[Try it]:
Go through the entries and copy every line that has the string "correo" in it.

- - - - - - -

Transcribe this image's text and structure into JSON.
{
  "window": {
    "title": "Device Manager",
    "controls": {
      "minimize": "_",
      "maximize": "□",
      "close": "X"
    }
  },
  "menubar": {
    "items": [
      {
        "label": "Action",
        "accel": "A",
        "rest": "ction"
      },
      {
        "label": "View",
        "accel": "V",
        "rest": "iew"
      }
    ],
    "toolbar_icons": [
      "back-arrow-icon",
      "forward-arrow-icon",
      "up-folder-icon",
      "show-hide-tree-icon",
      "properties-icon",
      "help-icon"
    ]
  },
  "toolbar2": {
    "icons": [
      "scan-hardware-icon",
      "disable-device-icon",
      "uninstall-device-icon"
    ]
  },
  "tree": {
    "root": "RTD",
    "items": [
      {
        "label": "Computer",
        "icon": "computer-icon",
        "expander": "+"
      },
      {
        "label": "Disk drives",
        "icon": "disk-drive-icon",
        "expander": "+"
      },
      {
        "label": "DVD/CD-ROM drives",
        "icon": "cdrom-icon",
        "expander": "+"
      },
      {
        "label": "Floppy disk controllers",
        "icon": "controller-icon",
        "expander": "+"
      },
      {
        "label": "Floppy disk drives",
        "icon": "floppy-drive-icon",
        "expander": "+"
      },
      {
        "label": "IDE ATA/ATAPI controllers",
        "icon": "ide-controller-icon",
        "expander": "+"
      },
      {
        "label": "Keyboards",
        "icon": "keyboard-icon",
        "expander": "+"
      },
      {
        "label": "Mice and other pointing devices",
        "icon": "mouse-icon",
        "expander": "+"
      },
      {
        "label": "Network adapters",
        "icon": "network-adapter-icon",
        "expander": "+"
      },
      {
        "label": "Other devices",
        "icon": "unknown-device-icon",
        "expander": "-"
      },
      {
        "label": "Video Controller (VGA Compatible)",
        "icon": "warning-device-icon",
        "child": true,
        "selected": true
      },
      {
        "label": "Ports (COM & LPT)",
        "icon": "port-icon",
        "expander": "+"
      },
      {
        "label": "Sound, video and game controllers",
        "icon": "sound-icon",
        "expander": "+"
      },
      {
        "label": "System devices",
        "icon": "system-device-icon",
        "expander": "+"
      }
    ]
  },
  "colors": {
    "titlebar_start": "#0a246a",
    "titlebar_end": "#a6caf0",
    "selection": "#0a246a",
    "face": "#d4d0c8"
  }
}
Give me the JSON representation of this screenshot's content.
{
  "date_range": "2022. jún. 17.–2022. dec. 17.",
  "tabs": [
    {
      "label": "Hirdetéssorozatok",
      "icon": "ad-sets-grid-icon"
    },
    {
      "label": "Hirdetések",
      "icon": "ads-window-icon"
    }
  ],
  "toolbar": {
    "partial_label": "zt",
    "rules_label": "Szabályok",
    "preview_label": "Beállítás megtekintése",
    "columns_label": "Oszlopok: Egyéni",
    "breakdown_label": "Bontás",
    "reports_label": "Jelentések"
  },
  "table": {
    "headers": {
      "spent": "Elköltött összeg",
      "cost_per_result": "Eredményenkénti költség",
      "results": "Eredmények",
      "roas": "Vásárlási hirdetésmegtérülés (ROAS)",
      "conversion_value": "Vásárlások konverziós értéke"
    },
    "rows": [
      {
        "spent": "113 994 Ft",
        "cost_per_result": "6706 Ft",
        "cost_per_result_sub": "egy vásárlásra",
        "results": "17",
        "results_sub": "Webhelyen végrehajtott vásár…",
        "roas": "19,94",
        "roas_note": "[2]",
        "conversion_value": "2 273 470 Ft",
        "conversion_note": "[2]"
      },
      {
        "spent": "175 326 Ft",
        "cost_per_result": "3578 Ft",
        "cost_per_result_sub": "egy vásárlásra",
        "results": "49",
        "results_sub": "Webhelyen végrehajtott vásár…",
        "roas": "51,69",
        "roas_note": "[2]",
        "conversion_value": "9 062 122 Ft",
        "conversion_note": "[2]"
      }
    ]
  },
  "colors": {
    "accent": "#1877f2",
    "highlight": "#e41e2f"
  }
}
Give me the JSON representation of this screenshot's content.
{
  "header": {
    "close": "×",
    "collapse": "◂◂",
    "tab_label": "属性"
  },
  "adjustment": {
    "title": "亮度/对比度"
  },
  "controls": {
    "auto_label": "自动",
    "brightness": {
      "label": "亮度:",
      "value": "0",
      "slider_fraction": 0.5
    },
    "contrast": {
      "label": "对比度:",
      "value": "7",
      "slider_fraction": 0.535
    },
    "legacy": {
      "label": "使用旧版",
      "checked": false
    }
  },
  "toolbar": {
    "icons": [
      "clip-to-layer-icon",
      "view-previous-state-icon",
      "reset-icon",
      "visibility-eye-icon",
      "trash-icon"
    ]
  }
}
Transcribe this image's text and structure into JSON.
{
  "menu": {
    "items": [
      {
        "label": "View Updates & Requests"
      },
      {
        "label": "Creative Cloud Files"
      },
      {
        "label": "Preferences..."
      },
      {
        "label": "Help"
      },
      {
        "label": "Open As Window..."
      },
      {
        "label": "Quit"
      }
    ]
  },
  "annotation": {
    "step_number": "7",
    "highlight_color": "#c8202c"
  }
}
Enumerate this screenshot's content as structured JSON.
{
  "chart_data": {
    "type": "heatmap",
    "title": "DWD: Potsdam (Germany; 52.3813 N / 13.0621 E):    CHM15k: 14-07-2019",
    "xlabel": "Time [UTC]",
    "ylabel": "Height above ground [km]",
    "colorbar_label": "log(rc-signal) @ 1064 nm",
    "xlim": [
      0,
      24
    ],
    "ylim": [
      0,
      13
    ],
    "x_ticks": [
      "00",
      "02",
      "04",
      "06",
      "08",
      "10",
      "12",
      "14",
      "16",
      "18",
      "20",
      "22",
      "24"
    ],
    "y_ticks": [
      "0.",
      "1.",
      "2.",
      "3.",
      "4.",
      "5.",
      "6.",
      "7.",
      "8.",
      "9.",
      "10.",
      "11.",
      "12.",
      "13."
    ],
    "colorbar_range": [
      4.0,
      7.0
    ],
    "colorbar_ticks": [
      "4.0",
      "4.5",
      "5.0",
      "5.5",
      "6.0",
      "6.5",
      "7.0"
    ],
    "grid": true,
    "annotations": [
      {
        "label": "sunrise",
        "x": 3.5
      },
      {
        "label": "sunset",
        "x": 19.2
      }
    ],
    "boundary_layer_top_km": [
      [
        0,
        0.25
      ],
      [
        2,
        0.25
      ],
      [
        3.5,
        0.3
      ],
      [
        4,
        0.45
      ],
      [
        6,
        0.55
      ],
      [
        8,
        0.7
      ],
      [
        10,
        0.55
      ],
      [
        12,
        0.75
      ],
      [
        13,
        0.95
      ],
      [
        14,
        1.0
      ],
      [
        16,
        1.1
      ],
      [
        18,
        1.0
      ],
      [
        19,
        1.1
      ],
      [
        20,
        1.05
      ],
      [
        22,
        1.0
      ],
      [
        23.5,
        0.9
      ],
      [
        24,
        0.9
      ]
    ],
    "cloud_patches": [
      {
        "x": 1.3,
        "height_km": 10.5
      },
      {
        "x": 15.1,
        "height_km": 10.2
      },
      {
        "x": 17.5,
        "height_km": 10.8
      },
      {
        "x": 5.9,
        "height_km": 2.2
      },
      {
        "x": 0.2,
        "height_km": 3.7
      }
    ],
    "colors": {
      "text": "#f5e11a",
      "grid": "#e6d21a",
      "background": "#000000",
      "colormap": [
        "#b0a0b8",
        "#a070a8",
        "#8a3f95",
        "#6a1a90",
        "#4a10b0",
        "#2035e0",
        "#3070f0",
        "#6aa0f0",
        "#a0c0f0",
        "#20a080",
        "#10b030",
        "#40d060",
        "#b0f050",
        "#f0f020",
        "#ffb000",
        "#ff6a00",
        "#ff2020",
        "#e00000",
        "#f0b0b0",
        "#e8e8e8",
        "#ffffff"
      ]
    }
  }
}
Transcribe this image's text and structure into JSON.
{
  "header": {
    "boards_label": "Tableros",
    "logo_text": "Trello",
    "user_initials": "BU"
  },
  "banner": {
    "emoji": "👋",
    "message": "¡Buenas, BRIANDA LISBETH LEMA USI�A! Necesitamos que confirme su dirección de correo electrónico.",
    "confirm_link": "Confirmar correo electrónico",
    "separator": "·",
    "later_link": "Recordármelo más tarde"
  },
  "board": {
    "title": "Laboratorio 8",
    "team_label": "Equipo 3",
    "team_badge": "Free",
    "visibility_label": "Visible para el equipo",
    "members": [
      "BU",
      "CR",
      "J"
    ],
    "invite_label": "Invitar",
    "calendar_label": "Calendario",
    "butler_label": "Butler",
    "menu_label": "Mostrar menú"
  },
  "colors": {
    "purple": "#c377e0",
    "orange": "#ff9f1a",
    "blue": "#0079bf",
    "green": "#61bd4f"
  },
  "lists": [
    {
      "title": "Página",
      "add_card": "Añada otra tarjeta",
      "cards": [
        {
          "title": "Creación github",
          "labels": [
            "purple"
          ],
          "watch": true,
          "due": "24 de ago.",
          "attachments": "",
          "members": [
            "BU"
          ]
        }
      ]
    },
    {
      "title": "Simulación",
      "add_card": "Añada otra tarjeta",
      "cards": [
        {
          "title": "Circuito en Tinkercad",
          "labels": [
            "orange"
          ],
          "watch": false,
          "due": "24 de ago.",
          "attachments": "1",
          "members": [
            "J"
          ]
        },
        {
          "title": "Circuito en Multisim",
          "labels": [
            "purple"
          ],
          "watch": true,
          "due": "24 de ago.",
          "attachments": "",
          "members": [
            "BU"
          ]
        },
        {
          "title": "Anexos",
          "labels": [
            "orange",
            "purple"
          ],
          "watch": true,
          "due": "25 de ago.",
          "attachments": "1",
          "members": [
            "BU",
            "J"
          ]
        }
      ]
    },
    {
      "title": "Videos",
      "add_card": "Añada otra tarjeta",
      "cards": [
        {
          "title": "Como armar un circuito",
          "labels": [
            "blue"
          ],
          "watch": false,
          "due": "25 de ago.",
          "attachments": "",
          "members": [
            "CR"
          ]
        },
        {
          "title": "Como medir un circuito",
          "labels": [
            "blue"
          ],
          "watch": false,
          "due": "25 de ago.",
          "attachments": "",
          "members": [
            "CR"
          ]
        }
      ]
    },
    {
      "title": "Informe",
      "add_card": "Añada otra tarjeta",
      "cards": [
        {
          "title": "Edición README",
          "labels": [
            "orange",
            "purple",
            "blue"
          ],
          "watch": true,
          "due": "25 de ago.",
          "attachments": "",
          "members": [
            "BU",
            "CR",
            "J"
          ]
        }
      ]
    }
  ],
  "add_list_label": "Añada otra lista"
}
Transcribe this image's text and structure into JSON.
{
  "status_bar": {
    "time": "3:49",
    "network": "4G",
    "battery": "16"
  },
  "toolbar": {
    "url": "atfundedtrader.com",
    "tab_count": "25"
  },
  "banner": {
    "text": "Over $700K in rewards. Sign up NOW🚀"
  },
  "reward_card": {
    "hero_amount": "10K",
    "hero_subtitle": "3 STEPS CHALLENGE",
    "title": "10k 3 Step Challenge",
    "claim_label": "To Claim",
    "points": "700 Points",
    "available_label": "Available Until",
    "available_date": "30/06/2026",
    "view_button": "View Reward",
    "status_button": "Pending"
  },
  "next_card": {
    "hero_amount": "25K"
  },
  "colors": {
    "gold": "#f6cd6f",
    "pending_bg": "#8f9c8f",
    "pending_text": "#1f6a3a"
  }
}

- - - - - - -

[Solution to the exercise]:
    "message": "¡Buenas, BRIANDA LISBETH LEMA USI�A! Necesitamos que confirme su dirección de correo electrónico.",
    "confirm_link": "Confirmar correo electrónico",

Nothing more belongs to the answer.